Leprosy and the peripheral nervous system: basic and clinical aspects.Muscle Nerve. 2004 Oct; 30(4):393-409.MN

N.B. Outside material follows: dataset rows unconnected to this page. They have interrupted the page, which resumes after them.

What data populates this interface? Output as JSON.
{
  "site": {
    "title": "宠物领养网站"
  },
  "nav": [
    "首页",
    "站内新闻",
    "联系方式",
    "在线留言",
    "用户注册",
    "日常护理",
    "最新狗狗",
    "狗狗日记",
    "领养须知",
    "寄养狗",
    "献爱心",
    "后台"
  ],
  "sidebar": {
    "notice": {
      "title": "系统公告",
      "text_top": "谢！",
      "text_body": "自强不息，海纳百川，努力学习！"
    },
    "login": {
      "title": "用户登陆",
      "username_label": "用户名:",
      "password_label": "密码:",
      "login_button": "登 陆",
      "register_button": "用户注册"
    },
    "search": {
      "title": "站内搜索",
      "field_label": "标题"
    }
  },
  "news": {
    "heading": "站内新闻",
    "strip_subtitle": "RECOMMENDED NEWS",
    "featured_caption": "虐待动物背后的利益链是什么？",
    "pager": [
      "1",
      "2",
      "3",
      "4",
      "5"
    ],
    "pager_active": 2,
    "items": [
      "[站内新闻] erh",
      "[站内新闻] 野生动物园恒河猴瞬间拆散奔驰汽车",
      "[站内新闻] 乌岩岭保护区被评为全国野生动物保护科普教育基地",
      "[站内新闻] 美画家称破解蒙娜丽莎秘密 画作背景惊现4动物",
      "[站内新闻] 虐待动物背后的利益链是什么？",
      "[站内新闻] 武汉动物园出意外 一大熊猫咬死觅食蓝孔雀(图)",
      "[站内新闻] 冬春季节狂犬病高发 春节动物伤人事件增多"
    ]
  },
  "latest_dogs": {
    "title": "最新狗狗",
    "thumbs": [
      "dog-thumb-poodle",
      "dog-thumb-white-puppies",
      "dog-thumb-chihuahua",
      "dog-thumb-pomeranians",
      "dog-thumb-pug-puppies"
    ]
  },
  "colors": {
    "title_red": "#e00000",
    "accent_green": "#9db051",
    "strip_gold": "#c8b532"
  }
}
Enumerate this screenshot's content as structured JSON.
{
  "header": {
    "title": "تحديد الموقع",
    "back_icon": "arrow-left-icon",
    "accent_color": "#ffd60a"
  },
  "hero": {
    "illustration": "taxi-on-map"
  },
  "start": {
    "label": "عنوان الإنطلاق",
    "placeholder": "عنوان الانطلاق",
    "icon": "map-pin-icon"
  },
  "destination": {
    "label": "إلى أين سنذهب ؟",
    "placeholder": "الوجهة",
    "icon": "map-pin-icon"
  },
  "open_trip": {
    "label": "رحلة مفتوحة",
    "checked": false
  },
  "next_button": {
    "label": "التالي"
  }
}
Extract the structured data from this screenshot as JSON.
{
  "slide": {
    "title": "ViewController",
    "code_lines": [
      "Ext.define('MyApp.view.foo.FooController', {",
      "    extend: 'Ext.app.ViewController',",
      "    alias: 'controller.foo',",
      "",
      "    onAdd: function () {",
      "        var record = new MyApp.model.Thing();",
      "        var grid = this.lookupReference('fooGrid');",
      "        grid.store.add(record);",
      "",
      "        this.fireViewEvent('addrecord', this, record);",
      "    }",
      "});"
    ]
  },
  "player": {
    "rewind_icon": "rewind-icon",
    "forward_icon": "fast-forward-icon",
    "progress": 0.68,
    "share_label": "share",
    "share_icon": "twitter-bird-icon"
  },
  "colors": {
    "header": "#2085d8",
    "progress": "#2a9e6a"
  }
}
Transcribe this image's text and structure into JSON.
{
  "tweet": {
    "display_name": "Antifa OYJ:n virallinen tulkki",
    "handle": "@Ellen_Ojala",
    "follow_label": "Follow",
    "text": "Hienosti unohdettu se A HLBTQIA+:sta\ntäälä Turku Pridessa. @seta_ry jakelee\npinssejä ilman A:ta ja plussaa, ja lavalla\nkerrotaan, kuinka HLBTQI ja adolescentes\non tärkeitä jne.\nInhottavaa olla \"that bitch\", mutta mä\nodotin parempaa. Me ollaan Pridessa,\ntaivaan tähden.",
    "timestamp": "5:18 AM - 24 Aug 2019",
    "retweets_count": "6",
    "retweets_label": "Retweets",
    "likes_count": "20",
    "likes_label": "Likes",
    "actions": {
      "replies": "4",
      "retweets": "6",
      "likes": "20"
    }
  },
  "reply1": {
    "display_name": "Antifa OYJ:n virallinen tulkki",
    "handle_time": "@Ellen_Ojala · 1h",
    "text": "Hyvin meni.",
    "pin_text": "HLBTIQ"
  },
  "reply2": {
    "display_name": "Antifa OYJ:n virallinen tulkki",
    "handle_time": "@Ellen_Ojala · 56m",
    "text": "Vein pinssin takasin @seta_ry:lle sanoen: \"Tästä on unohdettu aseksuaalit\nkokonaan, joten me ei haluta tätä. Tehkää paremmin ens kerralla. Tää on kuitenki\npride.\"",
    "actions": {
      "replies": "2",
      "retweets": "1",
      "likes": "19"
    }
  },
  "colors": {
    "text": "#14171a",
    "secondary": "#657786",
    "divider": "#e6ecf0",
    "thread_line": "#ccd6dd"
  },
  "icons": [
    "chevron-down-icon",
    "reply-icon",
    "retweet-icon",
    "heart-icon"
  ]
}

Leprosy is one of the most common causes of nontraumatic peripheral neuropathy in the developing world. The causative agent, Mycobacterium leprae, has a predilection for Schwann cells, where the organism multiplies unimpeded by organism-specific host immunity, resulting in destruction of myelin, secondary inflammatory changes, and destruction of the nerve architecture. The cardinal diagnostic features of leprosy are anesthetic skin lesions, neuropathy, and positive skin smears for the bacilli. However, patients may rarely present without skin lesions in pure neuritic leprosy. Electrodiagnostic findings early in the disease reveal demyelinating features, such as slowing of conduction velocity and prolongation of latencies, but as the disease progresses secondary axonal damage commonly ensues. Electrodiagnostic studies are also useful to monitor for toxicity secondary to therapy, particularly thalidomide-associated neuropathy. Nerve biopsy of a sensory cutaneous nerve is sometimes essential to confirm a diagnosis of leprosy. Significant advances in understanding of the pathogenesis, mapping of the genome, and other advances in molecular biology may result in better preventive and therapeutic modalities, and the goal of eradicating leprosy as a global problem may yet be realized.